Berlin house music veterans like Cinthie, Till Von Sein, Chopstick & Johnjon and Glenn Astro speak about the genre's turbulent and vibrant past in the techno capital.
The story of how techno came to dominate Berlin's nightlife is a well-documented one. But house music has long thrived in Berlin, with a history stretching back to the early '90s. Though it hasn't always been easy.
“When I first came here the music was so different,” DJ, producer and label owner Till Von Sein told me in an interview earlier this year. Von Sein arrived in the late ‘90s to a very different Berlin. Jazzanova’s Kaleidoskop residency was one of the most popular club nights in the city, featuring eclectic bookings that reached far and wide across the musical spectrum, including Louie Vega, Gilles Peterson, Carl Craig, Maurice Fulton and LTJ Bukem.
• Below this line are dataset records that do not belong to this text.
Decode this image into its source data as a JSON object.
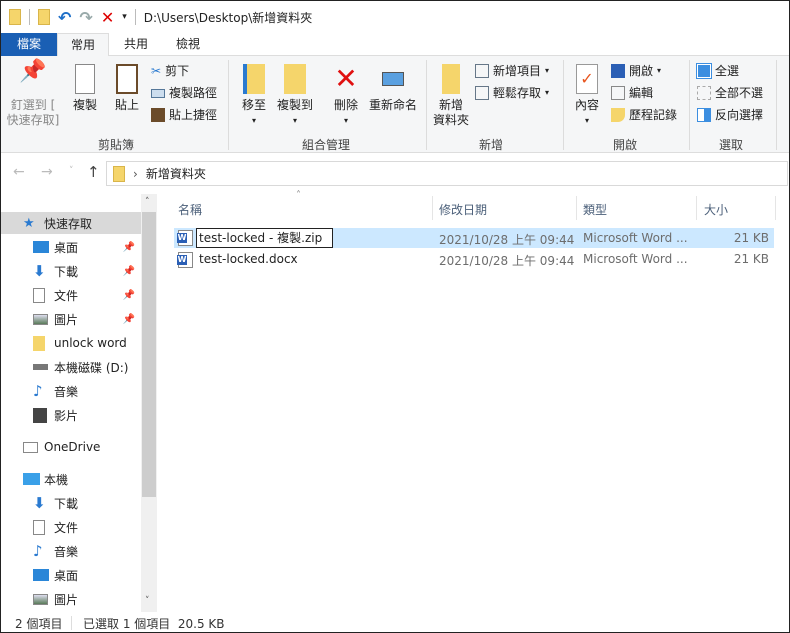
{
  "titlebar": {
    "path": "D:\\Users\\Desktop\\新增資料夾",
    "icons": [
      "folder-icon",
      "folder-icon",
      "undo-icon",
      "redo-icon",
      "delete-x-icon",
      "dropdown-arrow-icon"
    ]
  },
  "tabs": [
    {
      "label": "檔案",
      "active": false,
      "file": true
    },
    {
      "label": "常用",
      "active": true
    },
    {
      "label": "共用"
    },
    {
      "label": "檢視"
    }
  ],
  "ribbon": {
    "clipboard": {
      "label": "剪貼簿",
      "pin": "釘選到 [快速存取]",
      "pin_line1": "釘選到 [",
      "pin_line2": "快速存取]",
      "copy": "複製",
      "paste": "貼上",
      "cut": "剪下",
      "copy_path": "複製路徑",
      "paste_shortcut": "貼上捷徑"
    },
    "organize": {
      "label": "組合管理",
      "move_to": "移至",
      "copy_to": "複製到",
      "delete": "刪除",
      "rename": "重新命名"
    },
    "new": {
      "label": "新增",
      "new_folder_line1": "新增",
      "new_folder_line2": "資料夾",
      "new_item": "新增項目",
      "easy_access": "輕鬆存取"
    },
    "open": {
      "label": "開啟",
      "properties": "內容",
      "open": "開啟",
      "edit": "編輯",
      "history": "歷程記錄"
    },
    "select": {
      "label": "選取",
      "select_all": "全選",
      "select_none": "全部不選",
      "invert": "反向選擇"
    }
  },
  "address": {
    "crumb": "新增資料夾"
  },
  "nav": {
    "items": [
      {
        "label": "快速存取",
        "icon": "star-icon",
        "selected": true
      },
      {
        "label": "桌面",
        "icon": "desktop-icon",
        "pinned": true
      },
      {
        "label": "下載",
        "icon": "download-icon",
        "pinned": true
      },
      {
        "label": "文件",
        "icon": "documents-icon",
        "pinned": true
      },
      {
        "label": "圖片",
        "icon": "pictures-icon",
        "pinned": true
      },
      {
        "label": "unlock word",
        "icon": "folder-icon"
      },
      {
        "label": "本機磁碟 (D:)",
        "icon": "drive-icon"
      },
      {
        "label": "音樂",
        "icon": "music-icon"
      },
      {
        "label": "影片",
        "icon": "video-icon"
      },
      {
        "label": "OneDrive",
        "icon": "onedrive-icon"
      },
      {
        "label": "本機",
        "icon": "computer-icon"
      },
      {
        "label": "下載",
        "icon": "download-icon"
      },
      {
        "label": "文件",
        "icon": "documents-icon"
      },
      {
        "label": "音樂",
        "icon": "music-icon"
      },
      {
        "label": "桌面",
        "icon": "desktop-icon"
      },
      {
        "label": "圖片",
        "icon": "pictures-icon"
      }
    ]
  },
  "list": {
    "columns": [
      "名稱",
      "修改日期",
      "類型",
      "大小"
    ],
    "rows": [
      {
        "name": "test-locked - 複製.zip",
        "date": "2021/10/28 上午 09:44",
        "type": "Microsoft Word ...",
        "size": "21 KB",
        "selected": true,
        "renaming": true
      },
      {
        "name": "test-locked.docx",
        "date": "2021/10/28 上午 09:44",
        "type": "Microsoft Word ...",
        "size": "21 KB"
      }
    ]
  },
  "status": {
    "count": "2 個項目",
    "selected": "已選取 1 個項目  20.5 KB"
  },
  "colors": {
    "accent": "#1979ca",
    "selection": "#cce8ff",
    "file_tab": "#1a5fb4"
  }
}
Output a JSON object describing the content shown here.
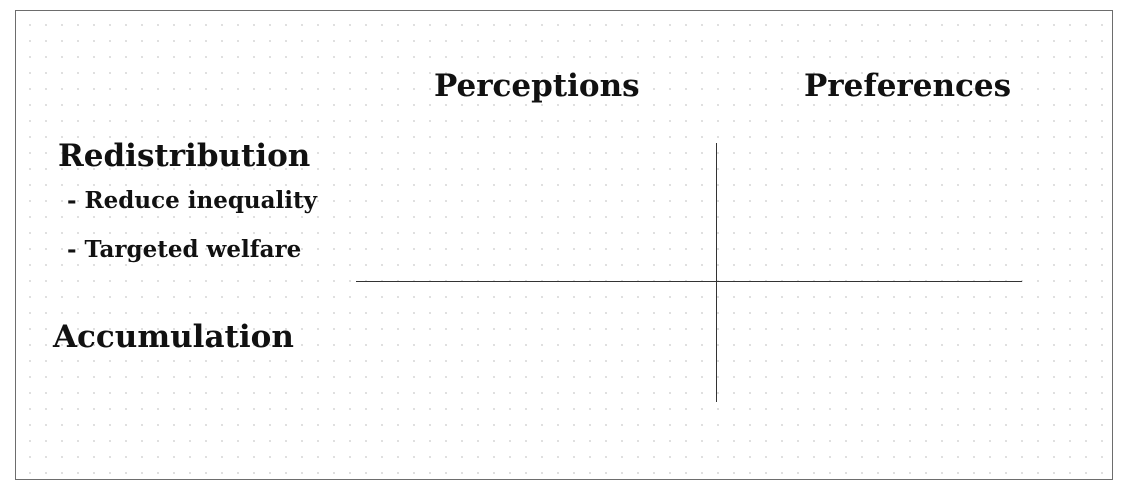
{
  "columns": {
    "perceptions": "Perceptions",
    "preferences": "Preferences"
  },
  "rows": {
    "redistribution": {
      "label": "Redistribution",
      "items": [
        {
          "dash": "-",
          "label": "Reduce inequality"
        },
        {
          "dash": "-",
          "label": "Targeted welfare"
        }
      ]
    },
    "accumulation": {
      "label": "Accumulation"
    }
  }
}
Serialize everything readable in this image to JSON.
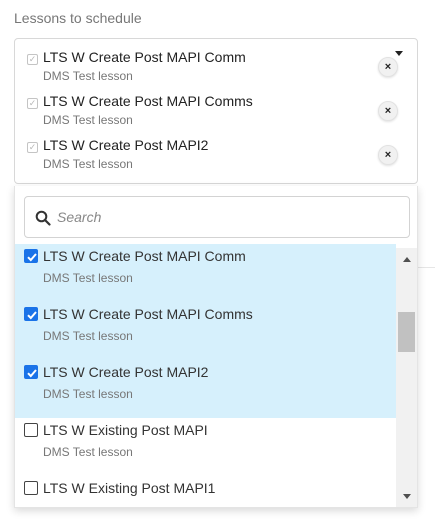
{
  "field": {
    "label": "Lessons to schedule"
  },
  "selected": [
    {
      "title": "LTS W Create Post MAPI Comm",
      "subtitle": "DMS Test lesson",
      "remove": "×"
    },
    {
      "title": "LTS W Create Post MAPI Comms",
      "subtitle": "DMS Test lesson",
      "remove": "×"
    },
    {
      "title": "LTS W Create Post MAPI2",
      "subtitle": "DMS Test lesson",
      "remove": "×"
    }
  ],
  "search": {
    "placeholder": "Search",
    "value": ""
  },
  "options": [
    {
      "title": "LTS W Create Post MAPI Comm",
      "subtitle": "DMS Test lesson",
      "checked": true
    },
    {
      "title": "LTS W Create Post MAPI Comms",
      "subtitle": "DMS Test lesson",
      "checked": true
    },
    {
      "title": "LTS W Create Post MAPI2",
      "subtitle": "DMS Test lesson",
      "checked": true
    },
    {
      "title": "LTS W Existing Post MAPI",
      "subtitle": "DMS Test lesson",
      "checked": false
    },
    {
      "title": "LTS W Existing Post MAPI1",
      "subtitle": "",
      "checked": false
    }
  ],
  "icons": {
    "chip_check": "check-icon",
    "remove": "close-icon",
    "caret": "caret-down-icon",
    "search": "search-icon"
  },
  "colors": {
    "selected_row": "#d6f0fc",
    "checkbox_checked": "#1a73e8"
  }
}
Though as Berlin veteran and Beste Modus label boss Cinthie tells it, eclecticism was the norm at the illegal warehouse raves she played in the early '90s. “I played some house, a lot of broken beat, some electro—real electro not electro house—and all kinds of groovy stuff, like minimal house and minimal techno, and even a little bit of techno.”
But as more and more permanent clubs sprang up, and DJs became known for specific sounds, techno got harder and house got deeper and more repetitive. And soon, minimal took over, leaving house all but forgotten.
“When I first moved here it was all about minimal, which for me, was the worst thing possible,” Till Von Sein complains. “Ugly people doing ugly drugs in ugly clothes dancing to ugly, boring music,” he chuckles. “I guess Richie Hawtin and Ricardo may see it differently, but for me it was like, ‘Jesus, what the fuck. Everybody's just on drugs and listening to just minimal techno.’”
“Minus parties were just the shit,” Johnjon of Chopstick & Johnjon remembers. “Everyone was raving about Minus parties and stuff like that. When we came and produced house around 110, 115 BPM, it was definitely something that was not regular,” he says.
Till Von Sein
Thankfully for Von Sein, minimal didn’t last forever. And with artists like Dixon—and eventually Mano Le Tough—adding more house influences with their parties and labels, by the late 2000s house was firmly back on the rise.
“I think the whole change came when Dixon started the label (Innervisions), and people opened up to more housier sounds again,” Von Sein said. “People like Mano Le Tough moved to Berlin, and did a club night where they mainly did disco and house, that helped a lot,” he said. Bookings for Mano Le Tough’s Passion Beat night at basement club Kleine Reise included acts like John Talabot, Nicolas Jaar, Session Victim and Young Marco, and helped Mano become an underground star.
These days, quality house music can be found at clubs across the city. Watergate on Wednesdays regularly brings serous selectors of the genre, including for Cinthie’s Beste Modus residency there. And bigger, multi-room clubs like Sisyphos often showcase a variety of house-oriented sounds.
“We love to play Sisyphos,” Johnjon says. “But if it's the more connoisseur places, I would say Prince Charles. They do a Heist night there. Freerange nights.”
“OHM is a really great club with really good bookings,” Money $ex Records cofounder Glenn Astro said. As a relative newcomer to the city, having moved to Berlin from a West German town near Cologne just a few years back, Astro brought his hip hop, jazz and house-leaning sensibilities with him, influencing the sound of the city in his own way—whether he’s actively trying to or not.
So will house ever replace techno as the Berlin sound? Highly unlikely. The city’s rich history with clubs like Tresor and its current “techno tourist” reputation with clubs like Berghain and ://about blank, mixed with its cold industrial aesthetics, make it the perfect breeding ground for such a heavy genre.
But it’s also a city of outsiders, rich with influences from around the globe. And once again, house is thriving.
Read the full feature How House Survived and Thrived in Techno Dominated Berlin by Chandler Shortlidge at Be-At.TV.